23/10/2017 15:21 SAST | Updated 24/10/2017 06:26 SAST

Nuclear Fallout: Is Gigaba Headed For A Clash With Mahlobo?

The line under nuclear spending is bare, say Treasury officials

Theuns Kruger/Graphics24


"Tjo!" said a Treasury official as news ricocheted of President Jacob Zuma's 13th Cabinet reshuffle last week without telling his Finance Minister Malusi Gigaba, who is sweating blood pellets over his maiden medium-term budget policy statement due on Wednesday.

There's nothing in the budget-policy statement to support Energy Minister David Mahlobo's enthusiasm for nuclear. Beyond R200-million allocated in last October's budget policy statement and confirmed in the February budget, there is no other allocation, said a Treasury source. Twice in his first three days in office last week, the energy boss said he approved of nuclear power.

Theuns Kruger/Graphics24

South Africa's Cabinet is divided on whether the country needs nuclear energy: in a low-growth economy, the need is not urgent and the cost of renewable energy is quickly becoming cheaper than nuclear. President Jacob Zuma is an ardent proponent of nuclear power and he has taken personal command of a committee on energy in order to drive the process. It is well-known that Nhlanhla Nene was fired as finance minister because he would not sign the protocols for the deal to go ahead.

While Gigaba may not be budgeting for nuclear, the markets are still skittish. Standard Chartered Bank's chief economist for Africa, Razia Khan, said: "Market reaction to the Cabinet reshuffle, especially the new appointment at the energy ministry, was clearly negative. This appears to stem from the concern that the reshuffle may make nuclear spending persist.

"Any nuclear spending, contributing to higher debt, may only accelerate worsening credit metrics. So, yes, the markets may well be thinking the latest news increases the likelihood of further downgrades," said Khan.

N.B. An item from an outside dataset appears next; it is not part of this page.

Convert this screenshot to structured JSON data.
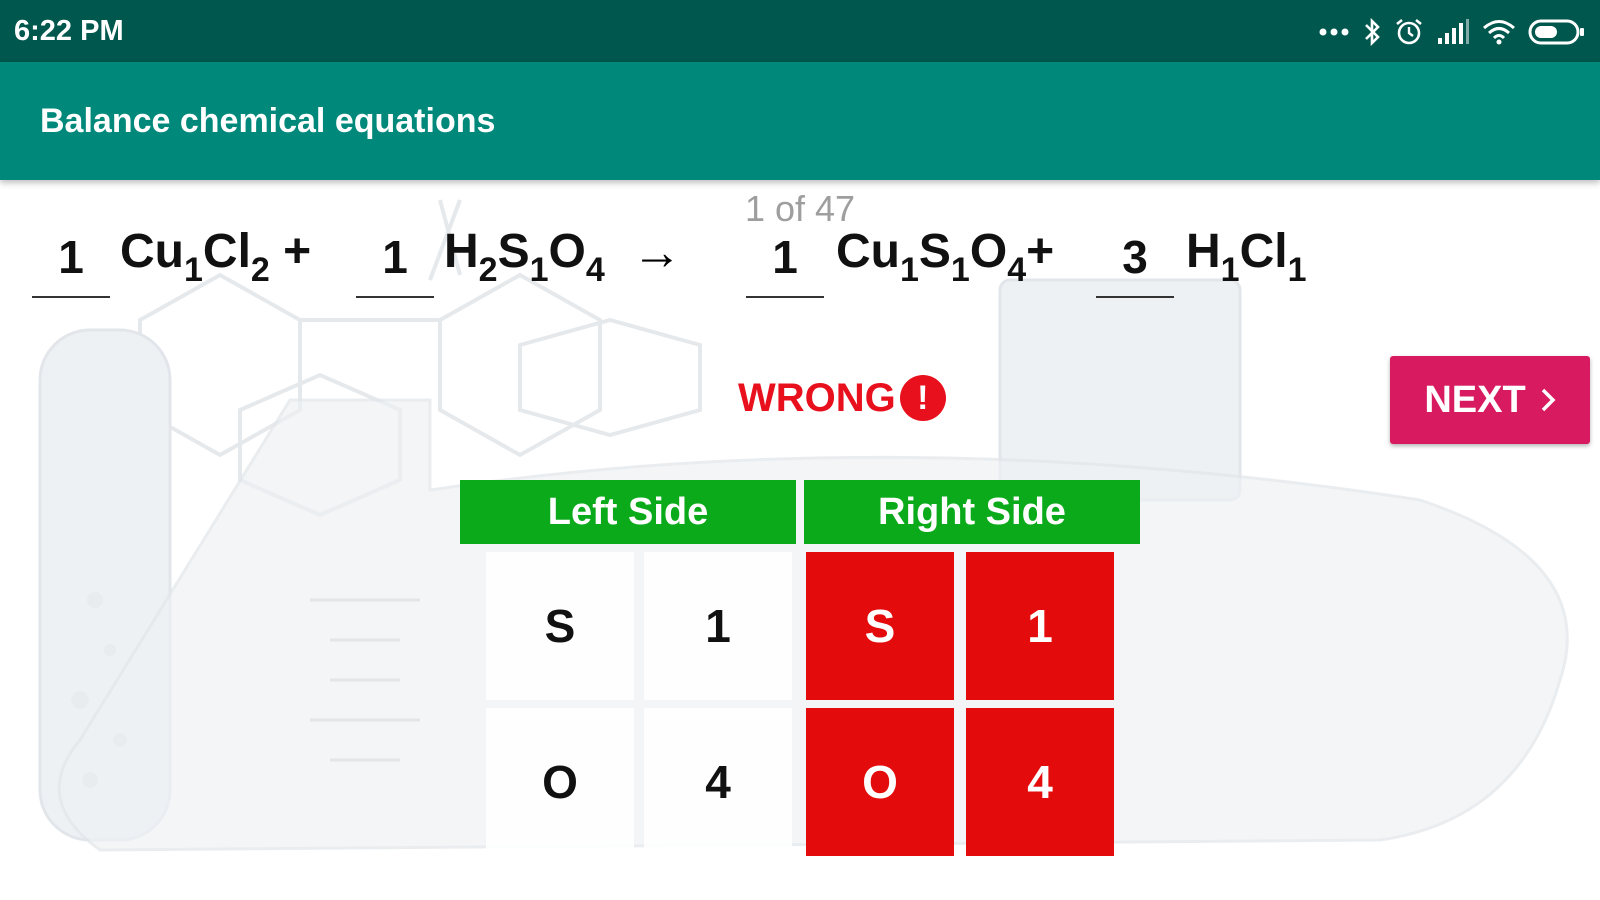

At the World Bank and International Monetary Fund (IMF) meetings in Washington, D.C., earlier this month, Gigaba said a nuclear-building programme was not affordable for South Africa.

If Gigaba pushes back on giving the thumbs-up to a nuclear deal that both Zuma and his confidante, Mahlobo, are straining for, it could put the young finance minister up against the powerful new energy minister.

Khan says markets are looking for reassurances from Treasury. "It will be a difficult balancing act," she said.